Business law conclude Contracts, the law of Corporations, and other Business Organizations, Securities Law, Intellectual Property, Antitrust, Secured Transactions, Commercial Paper, Income Tax, Pensions and Benefits, Trusts and Estates, Immigration Law, Labor Law, Employment Law and Bankruptcy. I have learned about the Canadian law which is applied to business including the introduction to the legal system and the courts, “Tort Law”, “Negligence”, "Contract Law”, “Employment Law”, “Insurance Law”, the methods of carrying on business, and the “Sale of Goods” during this semester.
The reason why I decided to take Business Law this semester is that I am majoring in Marketing Management and I always think that learning Business Law can help me know more about the legal system in Canada and can protect myself while dealing with legal issues in Canada. Also, the classes above show that we all easily engage into legal issue while dealing with others. Therefore, Business Law is definitely worth being a foundation course for different majors.
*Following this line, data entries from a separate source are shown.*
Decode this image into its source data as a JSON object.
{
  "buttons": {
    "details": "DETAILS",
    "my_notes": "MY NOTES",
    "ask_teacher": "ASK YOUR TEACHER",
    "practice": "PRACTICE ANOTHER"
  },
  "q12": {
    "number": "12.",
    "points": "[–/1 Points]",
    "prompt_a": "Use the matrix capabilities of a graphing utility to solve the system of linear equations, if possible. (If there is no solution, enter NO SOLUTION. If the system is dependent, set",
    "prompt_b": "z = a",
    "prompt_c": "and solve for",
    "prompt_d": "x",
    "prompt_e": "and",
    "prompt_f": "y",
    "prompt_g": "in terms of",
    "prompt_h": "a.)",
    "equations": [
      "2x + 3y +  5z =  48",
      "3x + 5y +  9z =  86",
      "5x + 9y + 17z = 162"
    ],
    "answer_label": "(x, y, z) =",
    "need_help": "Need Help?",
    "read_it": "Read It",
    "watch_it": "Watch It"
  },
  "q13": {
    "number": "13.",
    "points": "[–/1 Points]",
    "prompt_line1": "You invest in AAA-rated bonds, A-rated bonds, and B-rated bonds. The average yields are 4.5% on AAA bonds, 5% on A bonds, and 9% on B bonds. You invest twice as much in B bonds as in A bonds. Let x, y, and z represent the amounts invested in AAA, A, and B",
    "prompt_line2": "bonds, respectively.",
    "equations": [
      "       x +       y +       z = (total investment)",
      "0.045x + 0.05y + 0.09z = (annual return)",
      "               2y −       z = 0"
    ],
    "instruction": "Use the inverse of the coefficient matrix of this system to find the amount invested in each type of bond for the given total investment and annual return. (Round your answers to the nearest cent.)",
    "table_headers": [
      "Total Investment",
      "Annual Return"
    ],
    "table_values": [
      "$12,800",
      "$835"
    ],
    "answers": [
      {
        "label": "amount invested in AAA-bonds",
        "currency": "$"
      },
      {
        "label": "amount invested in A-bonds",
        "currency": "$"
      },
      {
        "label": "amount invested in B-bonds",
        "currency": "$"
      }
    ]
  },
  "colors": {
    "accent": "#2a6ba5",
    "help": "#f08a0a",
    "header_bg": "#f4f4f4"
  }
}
In my opinion, “Negligence” and “Contract Law” are the dominant parts for Business Law, which totally helps me deal with the legal issues. Once, one tenant wanted to increase the price for renting after making an agreement with me. I told her what she done was a breach of contract and I was not liable for the contract. I am also interested on “Sales and Consumer Protection” because commercial transactions happen in our daily life and as customers, we can protect our rights after learning this topic. Therefore, in this learning summary, I want to introduce “Sales and Consumer Protection” (chapter 16), “Negligence” (chapter 5), and “Contract Law” (chapter6, 7, 8, and 9).
Sales and Consumer Protection (Chapter 16)
After learning “Sales and Consumer Protection,” I can know what kinds of consumer protection legislation protect myself and figure out more about the relationship between buyers and sellers.
Newspaper Examples 1
· Dealer Management System, Inc. V. Design Automotive Group, Inc.
In 2000, Design Automotive Group, Inc., issued a purchase order to Dealer Management System, Inc. (DMS) for “Accounting Information Management” system consisting of various separately priced software components. DMS bought suit against Design Automotive alleging that it had breached the contract for failing to pay the $20,000 purchase price for the software. And also seeking recovery in quantum meruit for other computer programs that it claimed to have written for Design Automotive. Design Automotive moved to dismiss the contract claim on the grounds that because it had not signed the purchase order. The agreement was unenforceable. (Adams, 2008)
In my opinion, a contract for the sale of goods for the price of $500 or more is not enforceable by way of action or defense unless there is some writing sufficient to indicate that a contract for sale has been made between the parties and signed by the party...